When contacted by the Bureau for comment, the treasury directed the Bureau to the foreign, commonwealth and development office.
In a joint statement coordinated in February by the European Network on Debt and Development (Eurodad), 35 civil society organisations that jointly monitor foreign aid policy-making called on donor countries to “completely abandon” plans to count these types of donations as foreign aid. (Eurodad receives funding from the Bill & Melinda Gates Foundation, which is a major funder of the Bureau’s global health team.)
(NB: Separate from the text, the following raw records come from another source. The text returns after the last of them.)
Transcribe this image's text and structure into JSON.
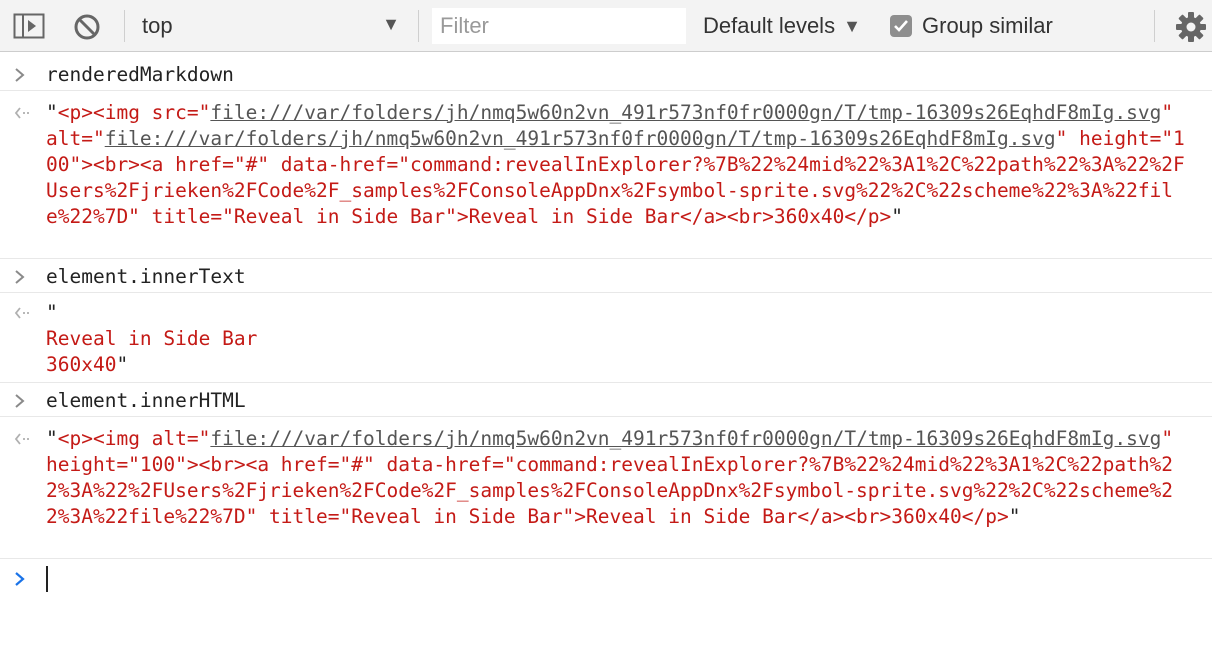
{
  "toolbar": {
    "context": "top",
    "filter_placeholder": "Filter",
    "levels_label": "Default levels",
    "group_similar_label": "Group similar",
    "group_similar_checked": true,
    "icons": [
      "sidebar-toggle-icon",
      "clear-console-icon",
      "dropdown-caret-icon",
      "checkbox-check-icon",
      "gear-icon"
    ]
  },
  "console": {
    "entries": [
      {
        "input": "renderedMarkdown",
        "result_parts": [
          "\"",
          "<p><img src=\"",
          "file:///var/folders/jh/nmq5w60n2vn_491r573nf0fr0000gn/T/tmp-16309s26EqhdF8mIg.svg",
          "\" alt=\"",
          "file:///var/folders/jh/nmq5w60n2vn_491r573nf0fr0000gn/T/tmp-16309s26EqhdF8mIg.svg",
          "\" height=\"100\"><br><a href=\"#\" data-href=\"command:revealInExplorer?%7B%22%24mid%22%3A1%2C%22path%22%3A%22%2FUsers%2Fjrieken%2FCode%2F_samples%2FConsoleAppDnx%2Fsymbol-sprite.svg%22%2C%22scheme%22%3A%22file%22%7D\" title=\"Reveal in Side Bar\">Reveal in Side Bar</a><br>360x40</p>",
          "\""
        ]
      },
      {
        "input": "element.innerText",
        "result_parts": [
          "\"",
          "\nReveal in Side Bar\n360x40",
          "\""
        ]
      },
      {
        "input": "element.innerHTML",
        "result_parts": [
          "\"",
          "<p><img alt=\"",
          "file:///var/folders/jh/nmq5w60n2vn_491r573nf0fr0000gn/T/tmp-16309s26EqhdF8mIg.svg",
          "\" height=\"100\"><br><a href=\"#\" data-href=\"command:revealInExplorer?%7B%22%24mid%22%3A1%2C%22path%22%3A%22%2FUsers%2Fjrieken%2FCode%2F_samples%2FConsoleAppDnx%2Fsymbol-sprite.svg%22%2C%22scheme%22%3A%22file%22%7D\" title=\"Reveal in Side Bar\">Reveal in Side Bar</a><br>360x40</p>",
          "\""
        ]
      }
    ],
    "prompt_value": ""
  },
  "colors": {
    "string": "#c41a16",
    "prompt_caret": "#1a73e8",
    "gutter_icon": "#8a8a8a"
  }
}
“These intentions were unconscionable — these vaccine doses were never purchased in the interest of development partners and should not be counted as such,” they wrote. “Indeed, excess purchases of doses in a context of limited global supply were directly responsible for denying access to these life-saving tools in developing countries.”
Allana Kembabazi, programmes manager at the Initiative for Social and Economic Rights, a nonprofit organisation based in Uganda, said the guidance was “almost like rewarding bad behaviour”.
Uganda was unable to buy extra shots in the summer of 2021, when only one in 40 Ugandans were vaccinated, because rich countries had bought up supplies.
Kembabazi recalled the “traumatising” deaths of young Ugandans in hospital as the Delta variant surged. “It felt like we didn’t count,” she said. “It just feels like you give us leftovers — and then you want to really get a lot of credit for giving us leftovers.”
Nerea Craviotto from Eurodad told the Bureau that the guidance sends out the message that rich countries can over-order vital supplies knowing that any excess “can always be donated and reported as aid”.
Countries must send preliminary 2021 aid data to OECD this month. The OECD said: “When preliminary data is published in April 2022, vaccine spending will be clearly identified and each donor can be held accountable by the media and public.”
This article was originally published by the The Bureau of Investigative Journalism.